The Indians called him “We-Cha-Pe-Wan-Ge-La,” which means Lone Star.

PROMINENT EVENTS

Other high spots of Hans’ life were:

Shot and killed two stage coach bandits April 12, 1877, near Valentine, Neb. Shot five Indians in battle of Little Missouri near Black Hills, August 31, 1877, saving the lives of a party of twenty prospectors. Killed eleven Indians with 12 shots, using both guns, hammer fanning, in the battle of Wounded Knee, South Dakota, in 1892 [I think this should be 1891]. Killed bandit Ainsworth, Nebraska in 1878. Shot and killed bandit in Fremont, Neb., in 1897. Was official war department investigator of Custer massacre and followed Sitting Bull six hundred miles on horseback, inducing him and his band to return to the reservation.

Was present at Sitting Bull’s death; was chief scoutmaster for General Phil Sheridan for six years; was chief special agent of the Northwestern railroad for years. In all Hans was credited with having killed eight white and twenty Indians.

“I was never beaten on the draw,” he often declared.

Until a month ago, Hans wore a scalp lock 13 inches long which he kept curled under a skull cap as he sat around in the Herald editorial rooms at night, often displaying his skill with his two guns to reporters and visitors.

“No one is after it now,” he explained when he ordered his lock cut off.

Lima News (Lima, Ohio) Apr 18, 1923

Gavel

DEATH CLAIM IS SETTLED

World Herald Company Pays $2,650 to Heirs of Nightwatchman Killed in Elevator.
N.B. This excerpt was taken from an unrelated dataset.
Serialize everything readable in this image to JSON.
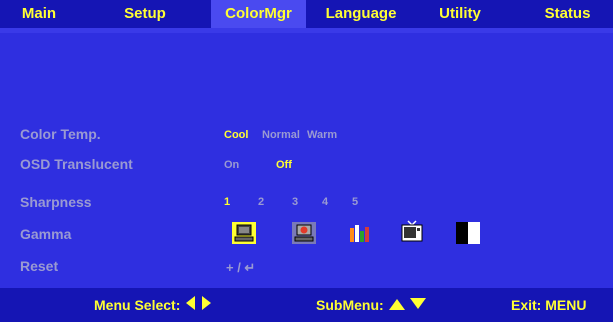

State Compensation Commissioner, L.B. Frye has approved a lump sum settlement in which the World Herald Building company of Omaha paid $2,650 to the heirs of an employee, Fred M. Hans, night watchman who was instantly killed by a freight elevator of the World Herald building, April 17. The heirs agreed to this and the case was dismissed. The question of whether Hans had dependent heirs or was negligent in starting the elevator which killed him had arisen. The divorced wife, Roberta M. Hans, is alleged to have resumed marital relations. She was given $1,525 of the lump sum settlement and is to pay the cost of burial over and above $150 allowed by law for that purpose. The federal bill was $369. Lillian Caroline Budd, a child of the deceased watchman, was given $875. Grace L. Davis, another child was given $100.

The Evening State Journal and Lincoln Daily News (Lincoln, NE) Sep 21, 1923

*****

great sioux nation-1

Read the book written by Fred Hans: (Google Books link)

The great Sioux nation:  A complete history of Indian life and warfare in America By Frederic Malon Hans. 1907